#### What to work on:
Looking through the data, please report how many lines contain the string "Property", giving nothing but the number.

+++ Data to use +++

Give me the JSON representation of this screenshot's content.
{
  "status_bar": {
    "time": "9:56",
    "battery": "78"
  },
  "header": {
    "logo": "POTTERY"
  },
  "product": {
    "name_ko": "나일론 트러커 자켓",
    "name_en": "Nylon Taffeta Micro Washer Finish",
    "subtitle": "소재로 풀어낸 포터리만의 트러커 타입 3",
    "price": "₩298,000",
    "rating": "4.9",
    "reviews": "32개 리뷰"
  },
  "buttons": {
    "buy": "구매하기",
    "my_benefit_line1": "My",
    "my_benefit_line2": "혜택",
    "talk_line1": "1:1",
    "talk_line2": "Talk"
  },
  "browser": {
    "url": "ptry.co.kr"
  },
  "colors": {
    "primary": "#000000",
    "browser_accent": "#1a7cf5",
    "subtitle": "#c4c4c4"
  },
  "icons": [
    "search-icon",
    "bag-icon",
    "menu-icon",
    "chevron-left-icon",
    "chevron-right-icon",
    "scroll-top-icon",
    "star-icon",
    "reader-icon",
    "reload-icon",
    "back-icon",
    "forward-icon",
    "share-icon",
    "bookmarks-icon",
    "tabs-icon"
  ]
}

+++
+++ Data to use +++

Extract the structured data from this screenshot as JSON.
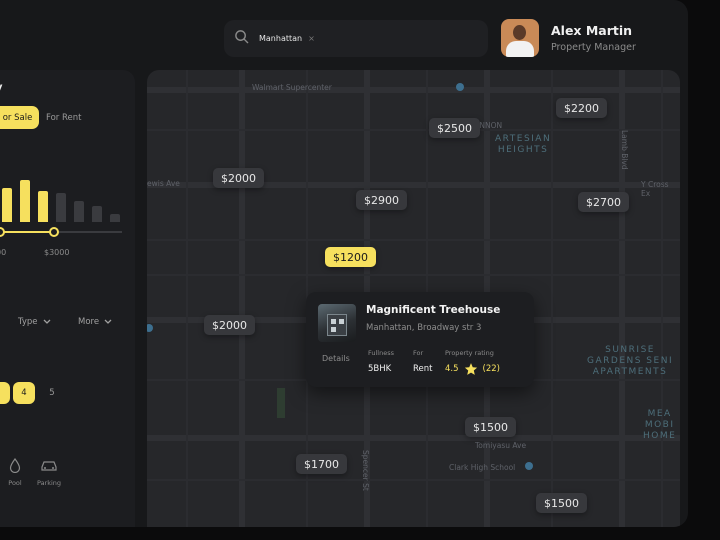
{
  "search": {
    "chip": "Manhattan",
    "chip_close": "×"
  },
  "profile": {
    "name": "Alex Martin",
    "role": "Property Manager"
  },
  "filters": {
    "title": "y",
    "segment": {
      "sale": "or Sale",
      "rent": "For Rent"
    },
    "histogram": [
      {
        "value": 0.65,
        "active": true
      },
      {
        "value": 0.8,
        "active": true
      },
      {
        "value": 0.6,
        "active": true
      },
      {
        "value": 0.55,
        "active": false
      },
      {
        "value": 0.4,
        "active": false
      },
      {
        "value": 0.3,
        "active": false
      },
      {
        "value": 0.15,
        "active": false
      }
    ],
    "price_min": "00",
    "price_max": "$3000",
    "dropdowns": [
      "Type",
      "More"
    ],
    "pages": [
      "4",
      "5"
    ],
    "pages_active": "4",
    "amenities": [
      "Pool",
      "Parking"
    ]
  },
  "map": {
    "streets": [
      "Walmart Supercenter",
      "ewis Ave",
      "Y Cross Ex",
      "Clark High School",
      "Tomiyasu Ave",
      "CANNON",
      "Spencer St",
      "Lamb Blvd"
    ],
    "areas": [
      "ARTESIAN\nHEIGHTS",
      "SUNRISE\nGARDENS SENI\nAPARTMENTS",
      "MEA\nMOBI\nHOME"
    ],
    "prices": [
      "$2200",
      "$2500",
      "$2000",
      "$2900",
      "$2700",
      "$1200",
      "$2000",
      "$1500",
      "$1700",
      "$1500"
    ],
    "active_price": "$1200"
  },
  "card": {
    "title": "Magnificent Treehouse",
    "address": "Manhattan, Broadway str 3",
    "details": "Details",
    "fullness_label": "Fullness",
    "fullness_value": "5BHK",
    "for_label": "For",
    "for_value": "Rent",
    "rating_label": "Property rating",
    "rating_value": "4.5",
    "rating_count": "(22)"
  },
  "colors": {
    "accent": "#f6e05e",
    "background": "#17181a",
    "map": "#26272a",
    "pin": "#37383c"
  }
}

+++
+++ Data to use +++

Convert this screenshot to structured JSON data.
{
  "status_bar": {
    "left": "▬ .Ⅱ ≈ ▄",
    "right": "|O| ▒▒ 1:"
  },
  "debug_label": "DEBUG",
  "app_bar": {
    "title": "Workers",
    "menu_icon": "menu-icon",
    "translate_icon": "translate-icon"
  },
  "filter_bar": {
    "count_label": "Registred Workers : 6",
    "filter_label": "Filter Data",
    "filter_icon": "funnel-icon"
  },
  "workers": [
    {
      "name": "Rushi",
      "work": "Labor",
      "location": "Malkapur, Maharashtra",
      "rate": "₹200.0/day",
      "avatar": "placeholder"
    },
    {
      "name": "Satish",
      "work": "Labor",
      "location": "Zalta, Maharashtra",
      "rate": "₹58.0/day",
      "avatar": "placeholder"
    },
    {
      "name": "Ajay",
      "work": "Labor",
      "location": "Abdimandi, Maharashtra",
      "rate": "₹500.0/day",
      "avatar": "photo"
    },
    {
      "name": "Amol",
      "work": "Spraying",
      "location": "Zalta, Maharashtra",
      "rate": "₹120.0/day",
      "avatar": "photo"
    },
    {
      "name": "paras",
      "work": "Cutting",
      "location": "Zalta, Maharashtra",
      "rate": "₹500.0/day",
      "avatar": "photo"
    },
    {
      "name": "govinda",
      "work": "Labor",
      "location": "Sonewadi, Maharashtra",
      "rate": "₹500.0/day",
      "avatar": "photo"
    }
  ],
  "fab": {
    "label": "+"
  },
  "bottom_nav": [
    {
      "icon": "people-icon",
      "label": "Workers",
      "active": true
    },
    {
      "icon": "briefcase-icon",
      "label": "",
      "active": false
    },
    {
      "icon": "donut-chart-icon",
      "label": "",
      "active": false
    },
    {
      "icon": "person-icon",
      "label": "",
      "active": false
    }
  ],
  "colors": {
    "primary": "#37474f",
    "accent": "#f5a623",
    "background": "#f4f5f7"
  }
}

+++

#### Response box:
2